How do you define the word "malicious"?
I think you have to be setting out to cause harm in order for it to count as malicious. As such, I would concede that GNOME made a mistake, but I would think it hyperbolic to say that they that GNOME 3 is malicious.
I think if you want to call something malicious, you have to have set out in the first case with intentions to subvert the user's sovereignty over their own property. Install something I didn't ask for and would have specifically rejected? Malicious. Make it difficult to opt out? Malicious. Report my local drive searches that are none of your business? Malicious. Lock me out of content I bought? Malicious. Bloat my phone with a bunch of apps I can't install? Malicious. Make a dumb-ass design mistake? Dumb-assed, but not malicious.
To conflate bad design with malice dilutes the discussion of things that genuinely are malicious -- that genuinely mean us harm.
And when you issue that command, what interprets it? Has that code that interprets the command been compromised? Are you sure?
Indeed. Making While Muslim seems to have joined Walking While Black in the litany of capital offenses.
Difference between factory reset and completely replacing the NVRAM, perhaps?
I have two thoughts about this:
First, I find it worrisome, but not as much as when it impacts the non-game software world, i.e. the world of operating systems and productivity software, stuff that either is something everyone uses, or people use to make money, or both. What do you do if your job depends on your computer booting, which it refuses to do?
Second, I don't know if you have noticed or not, but some software companies (Microsoft, for instance) don't even try to hide the fact that there is nothing in the box, because
there is no incentive to stop the practice.
They agreed to it, presumably in order to keep the fines down to where they are. Here's a relevant excerpt from the article:
As part of the settlement, Smart City will cease its Wi-Fi blocking activities and will pay a $750,000 civil penalty.
(usually only PR or execs can do it)
Truth. Interestingly enough, this makes it very easy to tell the official story from the unofficial, when there has been an incident of some sort. All you have to do to filter (or filter out) the official story is grep for a pattern like
If you don't mind me asking, what carrier, which version of the S4 mini, and what ROM did you use?
I have an S4 mini, CDMA/LTE version, on Sprint, so this interests me. The battery life is not currently bad, but it would be interesting to de-bloat the firmware.
Funny, I thought they were radio frequencies that are inserted between existing ones.
Mine too! It's amazing how they seemed to know that I was looking for my stuff. Even more amazing, it's more up-to-date than my backups!

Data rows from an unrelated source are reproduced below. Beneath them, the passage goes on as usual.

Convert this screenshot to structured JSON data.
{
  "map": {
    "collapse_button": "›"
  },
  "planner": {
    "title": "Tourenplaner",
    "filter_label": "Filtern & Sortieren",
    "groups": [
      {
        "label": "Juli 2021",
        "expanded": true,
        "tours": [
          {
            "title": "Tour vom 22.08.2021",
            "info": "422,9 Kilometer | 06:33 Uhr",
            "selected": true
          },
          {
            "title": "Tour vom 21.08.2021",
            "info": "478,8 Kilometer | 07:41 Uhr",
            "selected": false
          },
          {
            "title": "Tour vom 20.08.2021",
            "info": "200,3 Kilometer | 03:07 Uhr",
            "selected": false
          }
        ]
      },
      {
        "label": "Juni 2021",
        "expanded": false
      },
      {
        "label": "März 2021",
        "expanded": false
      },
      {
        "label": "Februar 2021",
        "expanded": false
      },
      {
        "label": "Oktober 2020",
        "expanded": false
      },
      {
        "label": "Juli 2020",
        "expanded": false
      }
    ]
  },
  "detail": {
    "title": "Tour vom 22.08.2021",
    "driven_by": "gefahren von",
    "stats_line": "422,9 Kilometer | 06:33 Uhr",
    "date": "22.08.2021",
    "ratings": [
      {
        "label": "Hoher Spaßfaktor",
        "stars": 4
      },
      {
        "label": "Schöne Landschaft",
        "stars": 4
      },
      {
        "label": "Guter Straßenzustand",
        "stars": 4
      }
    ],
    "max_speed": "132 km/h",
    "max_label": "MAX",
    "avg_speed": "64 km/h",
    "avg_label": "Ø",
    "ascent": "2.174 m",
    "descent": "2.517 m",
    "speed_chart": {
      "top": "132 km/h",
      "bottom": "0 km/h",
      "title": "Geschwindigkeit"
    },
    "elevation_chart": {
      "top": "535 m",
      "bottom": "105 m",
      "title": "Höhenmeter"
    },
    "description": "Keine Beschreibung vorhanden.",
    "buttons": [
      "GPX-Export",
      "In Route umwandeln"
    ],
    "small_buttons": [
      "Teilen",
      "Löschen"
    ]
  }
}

Fuck it. I'm done with backups. Whoever runs this site is doing a much better job than I could ever do.
Computers haven't changed significantly in the last 7 years.
Regardless of that, an Atom N450 at 1.66 GHz is a pretty low-end machine, even for 2005.

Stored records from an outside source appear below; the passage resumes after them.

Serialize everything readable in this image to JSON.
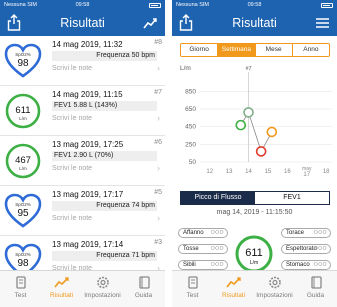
{
  "status": {
    "carrier": "Nessuna SIM",
    "time": "09:58"
  },
  "left": {
    "title": "Risultati",
    "items": [
      {
        "num": "#8",
        "date": "14 mag 2019, 11:32",
        "value": "Frequenza 50 bpm",
        "note": "Scrivi le note",
        "badge_type": "heart",
        "badge_label": "SpO2%",
        "badge_value": "98",
        "badge_unit": "",
        "color": "#2e6bd6"
      },
      {
        "num": "#7",
        "date": "14 mag 2019, 11:15",
        "value": "FEV1 5.88 L (143%)",
        "note": "Scrivi le note",
        "badge_type": "circle",
        "badge_label": "",
        "badge_value": "611",
        "badge_unit": "L/m",
        "color": "#3cb044"
      },
      {
        "num": "#6",
        "date": "13 mag 2019, 17:25",
        "value": "FEV1 2.90 L (70%)",
        "note": "Scrivi le note",
        "badge_type": "circle",
        "badge_label": "",
        "badge_value": "467",
        "badge_unit": "L/m",
        "color": "#3cb044"
      },
      {
        "num": "#5",
        "date": "13 mag 2019, 17:17",
        "value": "Frequenza 74 bpm",
        "note": "Scrivi le note",
        "badge_type": "heart",
        "badge_label": "SpO2%",
        "badge_value": "95",
        "badge_unit": "",
        "color": "#2e6bd6"
      },
      {
        "num": "#3",
        "date": "13 mag 2019, 17:14",
        "value": "Frequenza 71 bpm",
        "note": "Scrivi le note",
        "badge_type": "heart",
        "badge_label": "SpO2%",
        "badge_value": "98",
        "badge_unit": "",
        "color": "#2e6bd6"
      }
    ]
  },
  "tabs": [
    {
      "label": "Test",
      "icon": "test-icon",
      "active": false
    },
    {
      "label": "Risultati",
      "icon": "results-chart-icon",
      "active": true
    },
    {
      "label": "Impostazioni",
      "icon": "settings-gear-icon",
      "active": false
    },
    {
      "label": "Guida",
      "icon": "guide-book-icon",
      "active": false
    }
  ],
  "right": {
    "title": "Risultati",
    "segments": [
      "Giorno",
      "Settimana",
      "Mese",
      "Anno"
    ],
    "active_segment": "Settimana",
    "toggle": [
      "Picco di Flusso",
      "FEV1"
    ],
    "active_toggle": "Picco di Flusso",
    "detail_date": "mag 14, 2019 - 11:15:50",
    "symptoms_left": [
      "Affanno",
      "Tosse",
      "Sibili"
    ],
    "symptoms_right": [
      "Torace",
      "Espettorato",
      "Stomaco"
    ],
    "symptom_dots": "OOO",
    "badge_value": "611",
    "badge_unit": "L/m",
    "badge_color": "#3cb044"
  },
  "chart_data": {
    "type": "scatter",
    "ylabel": "L/m",
    "yticks": [
      50,
      250,
      450,
      650,
      850
    ],
    "ylim": [
      50,
      1000
    ],
    "xlim": [
      11.5,
      18.3
    ],
    "xticks": [
      "12",
      "13",
      "14",
      "15",
      "16",
      "may\n17",
      "18"
    ],
    "marker_label": "#7",
    "marker_x": 14,
    "points": [
      {
        "x": 13.6,
        "y": 467,
        "color": "#3cb044"
      },
      {
        "x": 14.0,
        "y": 611,
        "color": "#7fb08a"
      },
      {
        "x": 14.65,
        "y": 170,
        "color": "#e23b2a"
      },
      {
        "x": 15.2,
        "y": 390,
        "color": "#f0991c"
      }
    ],
    "grid": true
  }
}
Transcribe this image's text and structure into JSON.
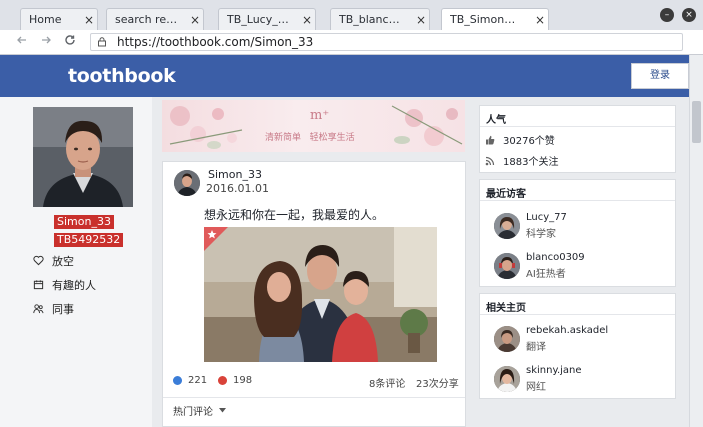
{
  "browser": {
    "tabs": [
      {
        "label": "Home",
        "active": false
      },
      {
        "label": "search re…",
        "active": false
      },
      {
        "label": "TB_Lucy_…",
        "active": false
      },
      {
        "label": "TB_blanc…",
        "active": false
      },
      {
        "label": "TB_Simon…",
        "active": true
      }
    ],
    "tab_close_glyph": "×",
    "window_minimize_glyph": "–",
    "window_close_glyph": "×",
    "url": "https://toothbook.com/Simon_33"
  },
  "site": {
    "logo": "toothbook",
    "login_label": "登录",
    "brand_color": "#3b5ea7"
  },
  "profile": {
    "name": "Simon_33",
    "id": "TB5492532",
    "badge_color": "#c9302c",
    "menu": [
      {
        "icon": "heart-icon",
        "label": "放空"
      },
      {
        "icon": "calendar-icon",
        "label": "有趣的人"
      },
      {
        "icon": "people-icon",
        "label": "同事"
      }
    ]
  },
  "banner": {
    "logo_text": "m⁺",
    "caption": "清新简单   轻松享生活"
  },
  "post": {
    "author": "Simon_33",
    "date": "2016.01.01",
    "text": "想永远和你在一起，我最爱的人。",
    "likes": "221",
    "dislikes": "198",
    "comments": "8条评论",
    "shares": "23次分享",
    "hot_comments": "热门评论",
    "like_color": "#3b7dd8",
    "dislike_color": "#d9433a"
  },
  "popularity": {
    "title": "人气",
    "likes_line": "30276个赞",
    "followers_line": "1883个关注"
  },
  "recent_visitors": {
    "title": "最近访客",
    "people": [
      {
        "name": "Lucy_77",
        "role": "科学家"
      },
      {
        "name": "blanco0309",
        "role": "AI狂热者"
      }
    ]
  },
  "related_pages": {
    "title": "相关主页",
    "people": [
      {
        "name": "rebekah.askadel",
        "role": "翻译"
      },
      {
        "name": "skinny.jane",
        "role": "网红"
      }
    ]
  }
}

to be persecuted
Normally, one would use the word "prosecuted" here . . . but I like this version.
Just exactly how do they propose 'taking out' a drone?
There is at least one case where a drone was taken out by a fire hose at a house fire. The troubling thing in that case, though, is that a firefighter took his hose off of the fire to take out a drone that was far enough away as not to be causing any real problem. The fire department ended up replacing the drone.
Part 15 reads almost the same for 900 MHz as for 2.4 GHz: You can use 1W if you are doing one of three things.
Thing 1 is to send a direct-sequenced spread spectrum signal (not in this case)
Thing 2 is to send a frequency-hopping spread spectrum signal, with a maximum dwell time of 400ms and a minimum of 50 channels in your spreading sequence (again, not the case here)
Thing 3 is to send a digital signal of at least 500 kHz RF bandwidth (which is likely to be the case here)
Additionally, there are bonuses for using good antennas (the FCC seems to want to encourage this). You do need to reduce your transmit power if you have a gainful antenna, but you only have to reduce power by 1dB for every 3dBi of antenna gain. For example, using a 3dBi antenna (for instance, a 5/8 wave) would double the strength of your transmitted signal, but would require you to turn down your transmitter power by 1 dB, making it roughly 800 mW rather than 1W. Put this together, and you get an effective radiated power (ERP) of ~ 1.6W.
In a more extreme case, imagine using a 24dBi directional antenna: You get a 2^8 boost in your signal from the antenna, and only have to cut your power by 8dB. Actual transmitter power ends up at 160mW, but the boost from the antenna gives you an ERP of ~40W.
Dinosaurs aren't extinct. They've just learned to hide in the trees.